Gathering Place
Harold Dias Jr.

Workers’ right
to unionize needs
further protection

As we celebrate our nation's independence next week, we should keep in mind one freedom that tens of thousands of Americans are denied each year -- the freedom to improve their lives through membership in a labor union.

July 5 marks the 70th anniversary of the National Labor Relations Act -- commonly known as the Wagner Act -- which supposedly guarantees working people the chance to form unions freely.

Yet, abuse of workers' rights is so rampant in the United States that we've made it on the radar of Human Rights Watch -- an internationally recognized organization that monitors basic human rights. That organization says it's so bad for workers in this country that we're out of compliance with fundamental human rights norms.

Unfortunately, employers routinely violate workers' freedom to choose a union, and the laws are too weak to stop them.
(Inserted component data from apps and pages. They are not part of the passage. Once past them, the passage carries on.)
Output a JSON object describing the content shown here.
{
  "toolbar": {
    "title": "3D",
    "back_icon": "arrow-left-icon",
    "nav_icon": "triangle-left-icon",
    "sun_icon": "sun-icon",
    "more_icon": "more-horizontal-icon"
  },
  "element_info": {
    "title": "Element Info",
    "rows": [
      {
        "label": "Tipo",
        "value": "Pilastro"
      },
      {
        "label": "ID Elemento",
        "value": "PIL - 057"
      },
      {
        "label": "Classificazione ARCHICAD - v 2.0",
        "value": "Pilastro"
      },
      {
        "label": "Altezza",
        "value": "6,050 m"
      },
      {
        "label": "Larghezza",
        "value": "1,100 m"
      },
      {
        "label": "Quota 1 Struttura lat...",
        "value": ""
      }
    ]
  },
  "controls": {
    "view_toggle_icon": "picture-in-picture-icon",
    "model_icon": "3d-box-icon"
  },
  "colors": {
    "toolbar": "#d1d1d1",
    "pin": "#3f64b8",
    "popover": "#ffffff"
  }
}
Nationwide, more than 57 million workers in America say they would form a union tomorrow to improve their lives. However, some employers do just about anything to stop them. For example, 95 percent of employers try to stop their workers from forming a union, according to Cornell University researcher Kate Bronfenbrenner, and a quarter of them have fired workers illegally .

In fact, more than 20,000 workers were fired or discriminated against in 2004 alone for exercising their right to freedom of association in the workplace, according to National Labor Relations Board annual reports. That amounts to a worker in this country being fired or discriminated against every 23 minutes for trying to exercise this basic human right.

That is why we need to urge lawmakers to support the Employee Free Choice Act. This bipartisan federal legislation would ensure that when a majority of employees in a workplace decides to form a union, they can do so without the grueling obstacles employers now use to block workers' free choice.

U.S. Sens. Edward Kennedy (D, Mass.) and Arlen Specter (R, Pa.) and Reps. George Miller (D, Calif.) and Peter King (R, N.Y.) introduced this legislation into the 109th Congress. We are appreciative that the members of Hawaii's entire congressional delegation also have signed on as co-sponsors.

Workers should have the right to make their own choices about forming a union, without interference from management. When employers violate the right of workers to form a union, everyone suffers. Our basic constitutional freedoms are compromised. Wages fall, race and gender pay gaps widen, and workplace discrimination increases and job safety standards disappear. Labor unions are the best tool we have for fighting poverty and bringing about social justice.

As we commemorate the 70th anniversary of the Wagner Act, it is time that elected leaders on both sides of the aisle come together to find real solutions that ensure workers actually receive the protection that the authors of this legislation originally intended.

Harold Dias, Jr. is president of the Hawaii State AFL-CIO.

| | |
E-mail to Editorial Page Editor


© Honolulu Star-Bulletin -- https://archives.starbulletin.com